◆ **What the exercise asks**
Check every line below for the word "chevron" and show those that hold it.

◆ **Items from a data source**
————
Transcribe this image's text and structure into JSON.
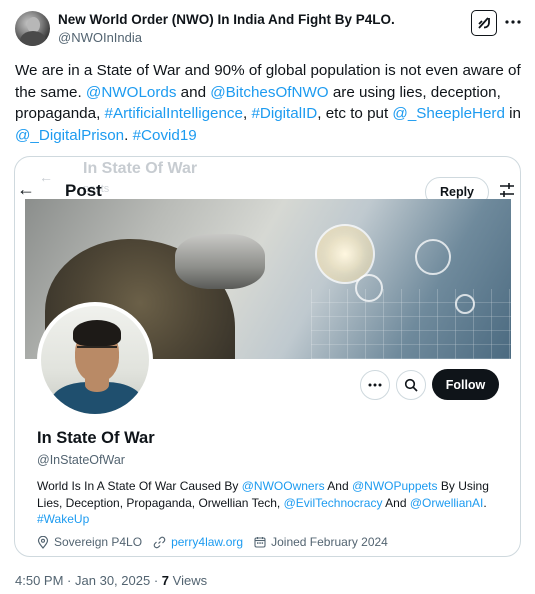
{
  "author": {
    "name": "New World Order (NWO) In India And Fight By P4LO.",
    "handle": "@NWOInIndia"
  },
  "tweet": {
    "segments": [
      {
        "text": "We are in a State of War and 90% of global population is not even aware of the same. ",
        "link": false
      },
      {
        "text": "@NWOLords",
        "link": true
      },
      {
        "text": " and ",
        "link": false
      },
      {
        "text": "@BitchesOfNWO",
        "link": true
      },
      {
        "text": " are using lies, deception, propaganda, ",
        "link": false
      },
      {
        "text": "#ArtificialIntelligence",
        "link": true
      },
      {
        "text": ", ",
        "link": false
      },
      {
        "text": "#DigitalID",
        "link": true
      },
      {
        "text": ", etc to put ",
        "link": false
      },
      {
        "text": "@_SheepleHerd",
        "link": true
      },
      {
        "text": " in ",
        "link": false
      },
      {
        "text": "@_DigitalPrison",
        "link": true
      },
      {
        "text": ". ",
        "link": false
      },
      {
        "text": "#Covid19",
        "link": true
      }
    ]
  },
  "screenshot": {
    "ghost_title": "In State Of War",
    "ghost_posts": "posts",
    "post_title": "Post",
    "reply_label": "Reply",
    "follow_label": "Follow",
    "profile": {
      "name": "In State Of War",
      "handle": "@InStateOfWar",
      "bio": [
        {
          "text": "World Is In A State Of War Caused By ",
          "link": false
        },
        {
          "text": "@NWOOwners",
          "link": true
        },
        {
          "text": " And ",
          "link": false
        },
        {
          "text": "@NWOPuppets",
          "link": true
        },
        {
          "text": " By Using Lies, Deception, Propaganda, Orwellian Tech, ",
          "link": false
        },
        {
          "text": "@EvilTechnocracy",
          "link": true
        },
        {
          "text": " And ",
          "link": false
        },
        {
          "text": "@OrwellianAI",
          "link": true
        },
        {
          "text": ". ",
          "link": false
        },
        {
          "text": "#WakeUp",
          "link": true
        }
      ],
      "location": "Sovereign P4LO",
      "website": "perry4law.org",
      "joined": "Joined February 2024"
    }
  },
  "footer": {
    "time": "4:50 PM",
    "separator": "·",
    "date": "Jan 30, 2025",
    "views_count": "7",
    "views_label": "Views"
  },
  "colors": {
    "link": "#1d9bf0",
    "text": "#0f1419",
    "muted": "#536471",
    "border": "#cfd9de"
  },
  "icons": [
    "grok-icon",
    "more-icon",
    "back-arrow-icon",
    "filter-icon",
    "search-icon",
    "location-icon",
    "link-icon",
    "calendar-icon"
  ]
}
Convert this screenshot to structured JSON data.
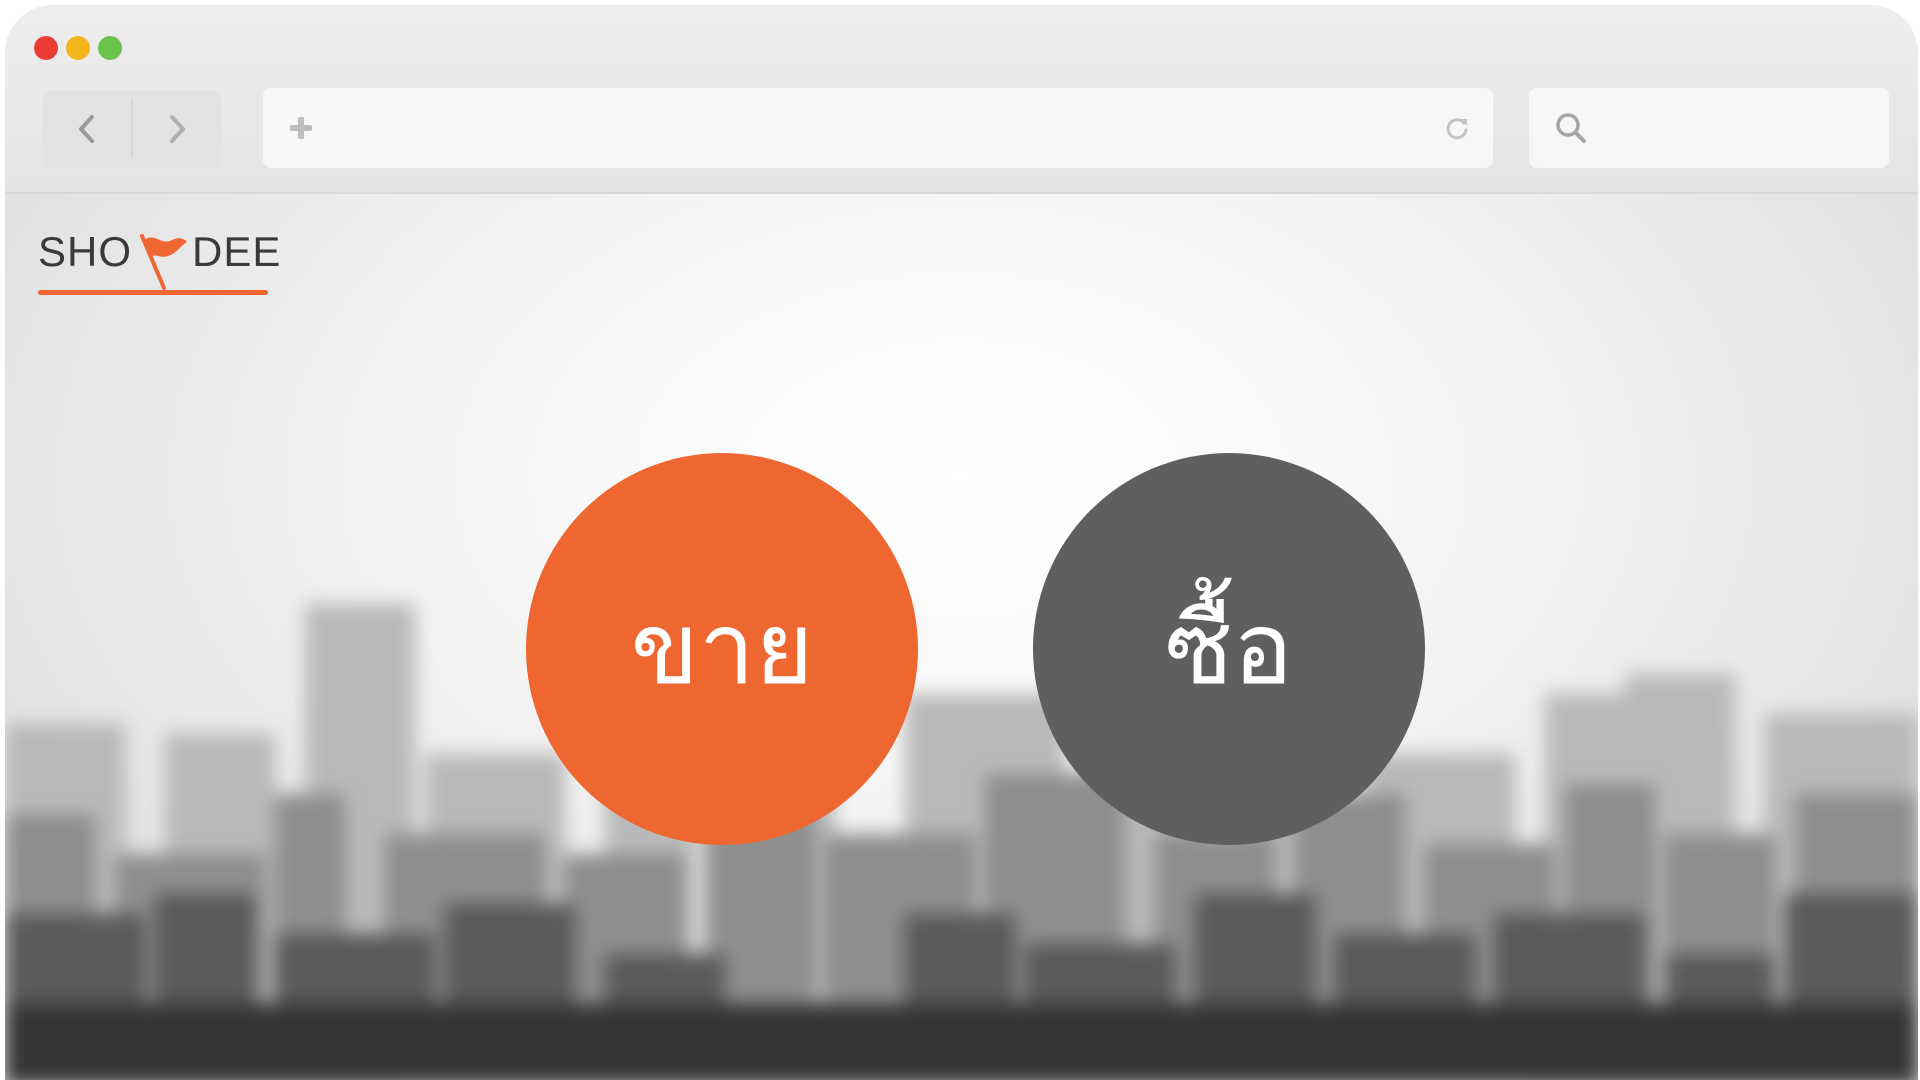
{
  "browser": {
    "traffic_lights": {
      "close_color": "#ea3c35",
      "minimize_color": "#f3b51c",
      "maximize_color": "#6cc34c"
    },
    "nav": {
      "back_icon": "chevron-left-icon",
      "forward_icon": "chevron-right-icon"
    },
    "address_bar": {
      "value": "",
      "placeholder": "",
      "left_icon": "plus-icon",
      "right_icon": "reload-icon"
    },
    "search_bar": {
      "value": "",
      "placeholder": "",
      "icon": "search-icon"
    }
  },
  "page": {
    "logo": {
      "text_left": "SHO",
      "text_right": "DEE",
      "flag_icon": "flag-icon",
      "accent_color": "#ef6633"
    },
    "buttons": {
      "sell": {
        "label": "ขาย",
        "color": "#ee6630"
      },
      "buy": {
        "label": "ซื้อ",
        "color": "#5f5f5f"
      }
    }
  }
}
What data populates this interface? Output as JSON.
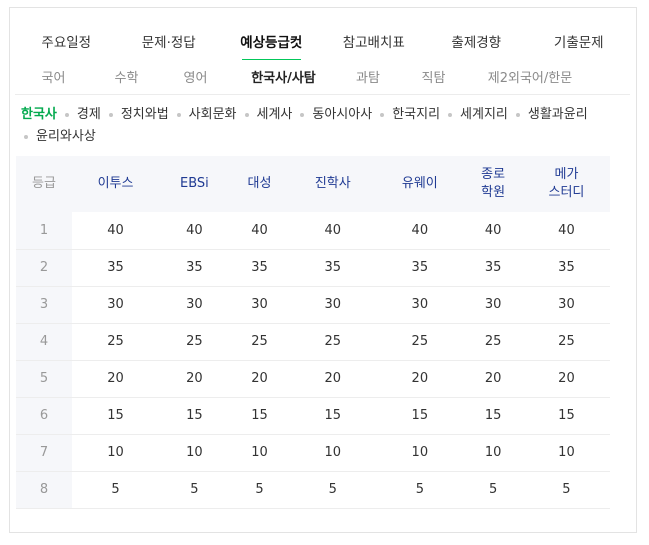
{
  "main_tabs": [
    "주요일정",
    "문제·정답",
    "예상등급컷",
    "참고배치표",
    "출제경향",
    "기출문제"
  ],
  "sub_tabs": [
    "국어",
    "수학",
    "영어",
    "한국사/사탐",
    "과탐",
    "직탐",
    "제2외국어/한문"
  ],
  "subjects": [
    "한국사",
    "경제",
    "정치와법",
    "사회문화",
    "세계사",
    "동아시아사",
    "한국지리",
    "세계지리",
    "생활과윤리",
    "윤리와사상"
  ],
  "table": {
    "grade_header": "등급",
    "columns": [
      {
        "line1": "이투스",
        "line2": ""
      },
      {
        "line1": "EBSi",
        "line2": ""
      },
      {
        "line1": "대성",
        "line2": ""
      },
      {
        "line1": "진학사",
        "line2": ""
      },
      {
        "line1": "유웨이",
        "line2": ""
      },
      {
        "line1": "종로",
        "line2": "학원"
      },
      {
        "line1": "메가",
        "line2": "스터디"
      }
    ],
    "rows": [
      [
        "1",
        "40",
        "40",
        "40",
        "40",
        "40",
        "40",
        "40"
      ],
      [
        "2",
        "35",
        "35",
        "35",
        "35",
        "35",
        "35",
        "35"
      ],
      [
        "3",
        "30",
        "30",
        "30",
        "30",
        "30",
        "30",
        "30"
      ],
      [
        "4",
        "25",
        "25",
        "25",
        "25",
        "25",
        "25",
        "25"
      ],
      [
        "5",
        "20",
        "20",
        "20",
        "20",
        "20",
        "20",
        "20"
      ],
      [
        "6",
        "15",
        "15",
        "15",
        "15",
        "15",
        "15",
        "15"
      ],
      [
        "7",
        "10",
        "10",
        "10",
        "10",
        "10",
        "10",
        "10"
      ],
      [
        "8",
        "5",
        "5",
        "5",
        "5",
        "5",
        "5",
        "5"
      ]
    ]
  },
  "colors": {
    "accent": "#03c75a",
    "header_text": "#1f3a93"
  }
}
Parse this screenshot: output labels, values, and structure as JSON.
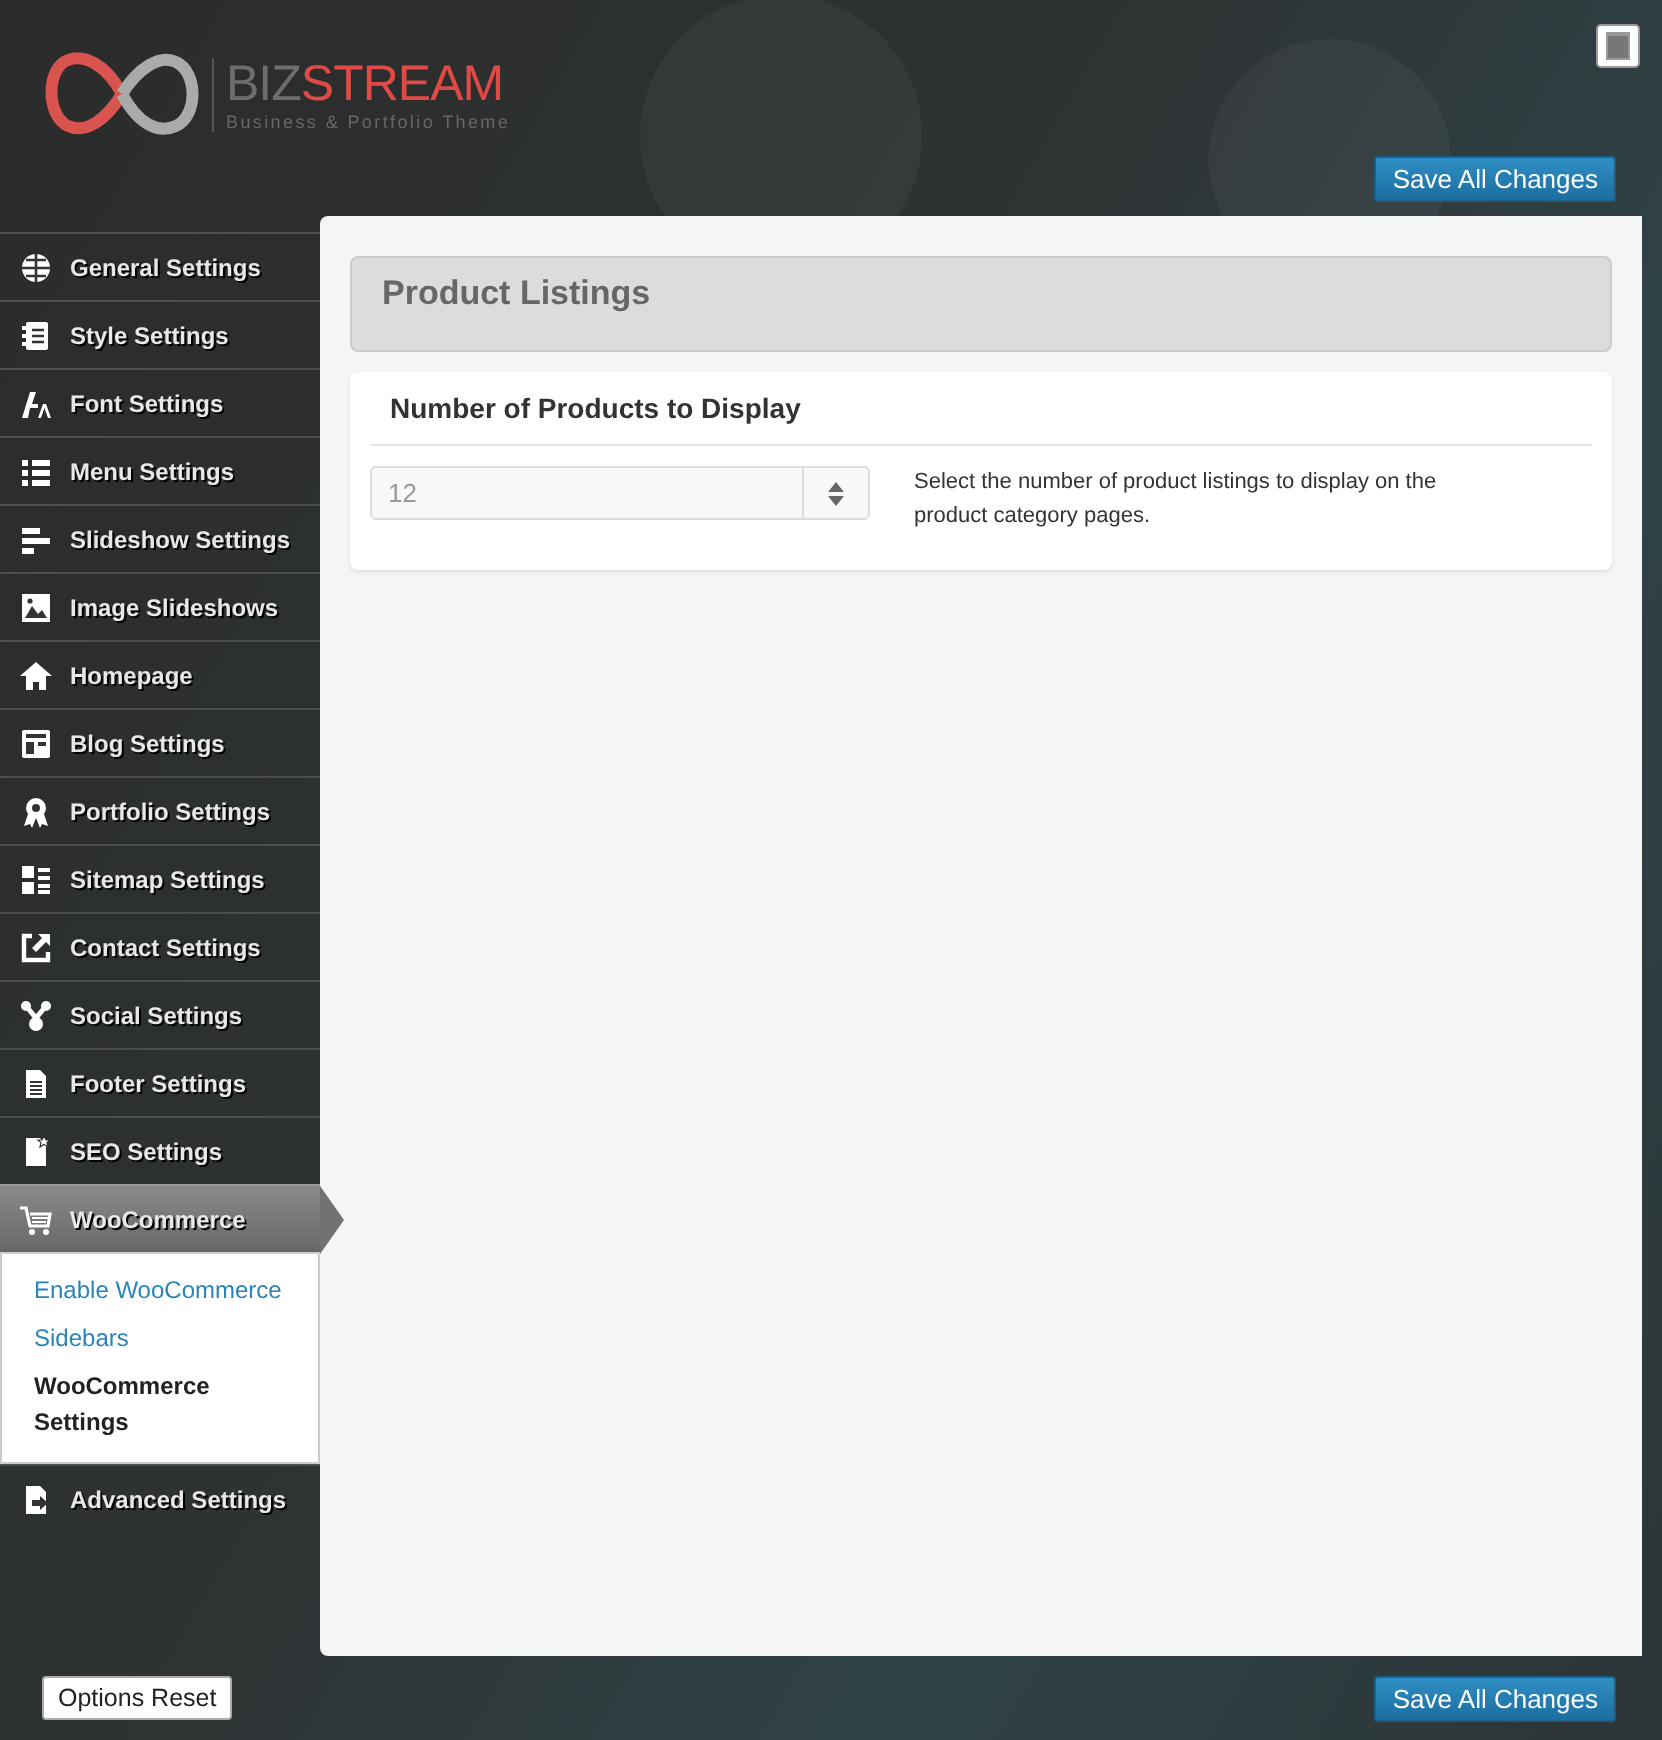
{
  "logo": {
    "word_part_1": "BIZ",
    "word_part_2": "STREAM",
    "tagline": "Business & Portfolio Theme"
  },
  "save_button_top": "Save All Changes",
  "sidebar": {
    "items": [
      {
        "label": "General Settings",
        "selected": false
      },
      {
        "label": "Style Settings",
        "selected": false
      },
      {
        "label": "Font Settings",
        "selected": false
      },
      {
        "label": "Menu Settings",
        "selected": false
      },
      {
        "label": "Slideshow Settings",
        "selected": false
      },
      {
        "label": "Image Slideshows",
        "selected": false
      },
      {
        "label": "Homepage",
        "selected": false
      },
      {
        "label": "Blog Settings",
        "selected": false
      },
      {
        "label": "Portfolio Settings",
        "selected": false
      },
      {
        "label": "Sitemap Settings",
        "selected": false
      },
      {
        "label": "Contact Settings",
        "selected": false
      },
      {
        "label": "Social Settings",
        "selected": false
      },
      {
        "label": "Footer Settings",
        "selected": false
      },
      {
        "label": "SEO Settings",
        "selected": false
      },
      {
        "label": "WooCommerce",
        "selected": true,
        "expanded": true,
        "children": [
          {
            "label": "Enable WooCommerce",
            "selected": false
          },
          {
            "label": "Sidebars",
            "selected": false
          },
          {
            "label": "WooCommerce Settings",
            "selected": true
          }
        ]
      },
      {
        "label": "Advanced Settings",
        "selected": false
      }
    ]
  },
  "section": {
    "title": "Product Listings",
    "option": {
      "title": "Number of Products to Display",
      "value": "12",
      "description": "Select the number of product listings to display on the product category pages."
    }
  },
  "footer": {
    "reset_button": "Options Reset",
    "save_button": "Save All Changes"
  }
}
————
◆ **The completed task**
      "back_icon": "chevron-left-icon",
      "forward_icon": "chevron-right-icon"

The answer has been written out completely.